Appiah, Anthony (1996) Color conscious: the political morality of race, Princeton University Press; Ballhatchet, Kenneth (1980) Sex, Race and Class under the Raj, Weidenfeld and Nicolson; Butler, Judith P (2004) Precarious life: the powers of mourning and violence, Verso; Cabral, Amilcar (2000) Return To The Source, Monthly Review; Chiang, H. ed. (2018) Histories of Sex in China, Washington University Press; Eze, Emanuel Chukwudi (2001) Achieving our humanity: the idea of the postracial future, Routledge; Fanon, Frantz (1967) Toward The African Revolution, Grove; Fredrickson, George M (2002) Racism: a short history, Princeton University Press; Jones, Greta (1980) Social Darwinism and English Thought, Harvester; Hannaford, Ivan (1996) Race: the history of an idea in the West,  Woodrow Wilson Center Press; Haraway, Donna (1997) Modest¿Witness@Second¿Millennium, FemaleMan¿Meets¿OncoMouse: feminism and technoscience Routledge; Kuhl, Stefan (1994) The Nazi connection: eugenics, American racism and German national socialism, Oxford University Press; Mamdani, Mahmood (2004) Good Muslim, bad Muslim: America, the Cold War, and the roots of terror, Pantheon Books; Mbembe, A (2019) Necropolitics, Duke University Press; Morana, M et al (2008) Coloniality at Large: Latin America and the Postcolonial Debate, Duke University Press; Nelson, A (2016) The Social life of DNA. Omeje, K (ed) (2015) The Crisis of Postcoloniality in Africa,CODESIRA  Schiebinger, Londa (1994) Nature's body: sexual politics and the making of modern science, London, Pandora; Tapper, Melbourne (1999) In the blood: sickle cell anaemia and the politics of race. Philadelphia, University of Pennsylvania Press


Essay (100%, 5000 words) in the ST.

An electronic copy of the assessed essay, to be uploaded to Moodle, no later than 4.00pm on the submission day.

Attendance at all seminars and submission of all set coursework is required.

Course selection videos

Some departments have produced short videos to introduce their courses. Please refer to the course selection videos index page for further information.

Important information in response to COVID-19

Please note that during 2021/22 academic year some variation to teaching and learning activities may be required to respond to changes in public health advice and/or to account for the differing needs of students in attendance on campus and those who might be studying online.
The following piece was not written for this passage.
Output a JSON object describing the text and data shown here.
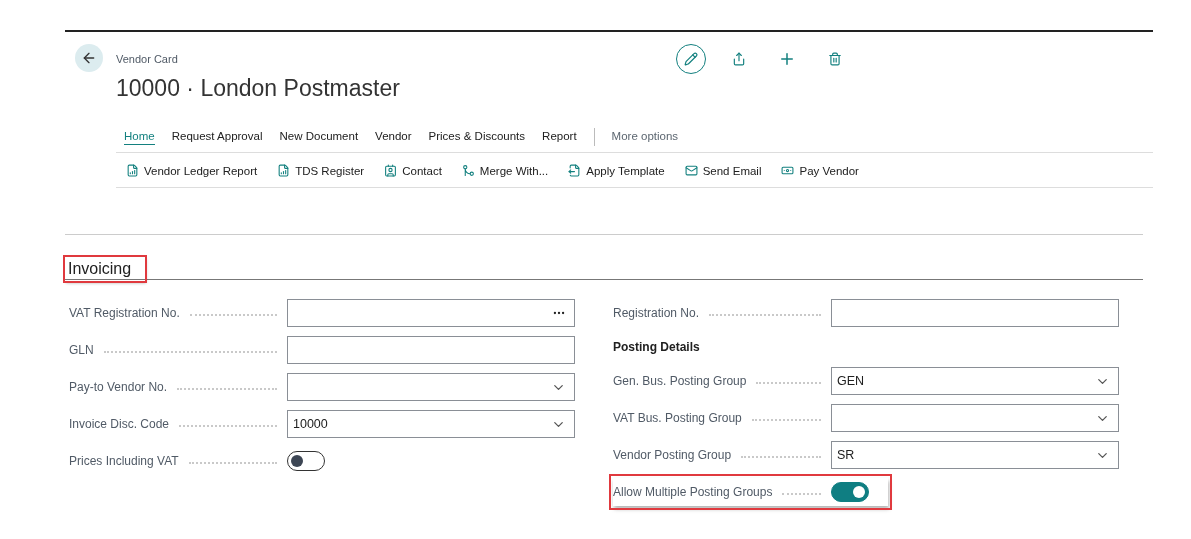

For example, this may involve changes to the mode of teaching delivery and/or the format or weighting of assessments. Changes will only be made if required and students will be notified about any changes to teaching or assessment plans at the earliest opportunity.

Key facts

Department: Sociology

Total students 2020/21: Unavailable

Average class size 2020/21: Unavailable

Controlled access 2020/21: No

Value: Half Unit

Guidelines for interpreting course guide information